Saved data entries
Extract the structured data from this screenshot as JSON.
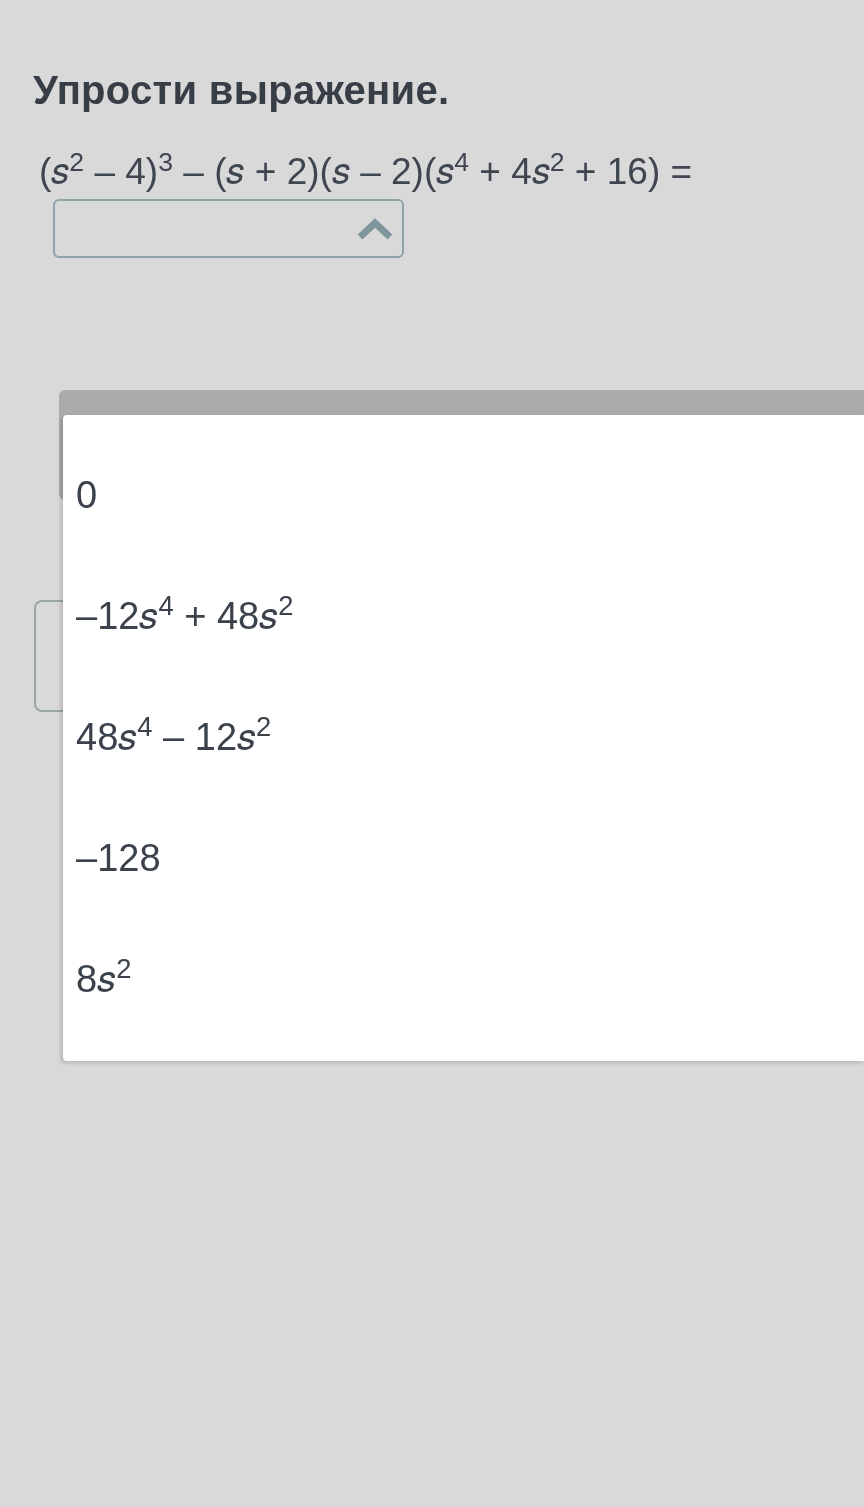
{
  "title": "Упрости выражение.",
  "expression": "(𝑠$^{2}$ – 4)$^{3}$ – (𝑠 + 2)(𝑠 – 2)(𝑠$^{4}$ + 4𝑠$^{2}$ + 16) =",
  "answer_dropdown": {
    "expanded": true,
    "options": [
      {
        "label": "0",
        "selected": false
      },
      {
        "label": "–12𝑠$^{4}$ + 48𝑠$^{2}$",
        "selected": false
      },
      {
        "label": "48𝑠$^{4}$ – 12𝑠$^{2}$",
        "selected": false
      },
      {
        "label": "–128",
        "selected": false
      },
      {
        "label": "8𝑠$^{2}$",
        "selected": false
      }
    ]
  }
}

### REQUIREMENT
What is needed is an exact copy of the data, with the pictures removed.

### SOLUTION TO THE PROBLEM
Extract the structured data from this screenshot as JSON.
{
  "title": "Упрости выражение.",
  "expression": "(𝑠$^{2}$ – 4)$^{3}$ – (𝑠 + 2)(𝑠 – 2)(𝑠$^{4}$ + 4𝑠$^{2}$ + 16) =",
  "answer_dropdown": {
    "expanded": true,
    "options": [
      {
        "label": "0",
        "selected": false
      },
      {
        "label": "–12𝑠$^{4}$ + 48𝑠$^{2}$",
        "selected": false
      },
      {
        "label": "48𝑠$^{4}$ – 12𝑠$^{2}$",
        "selected": false
      },
      {
        "label": "–128",
        "selected": false
      },
      {
        "label": "8𝑠$^{2}$",
        "selected": false
      }
    ]
  }
}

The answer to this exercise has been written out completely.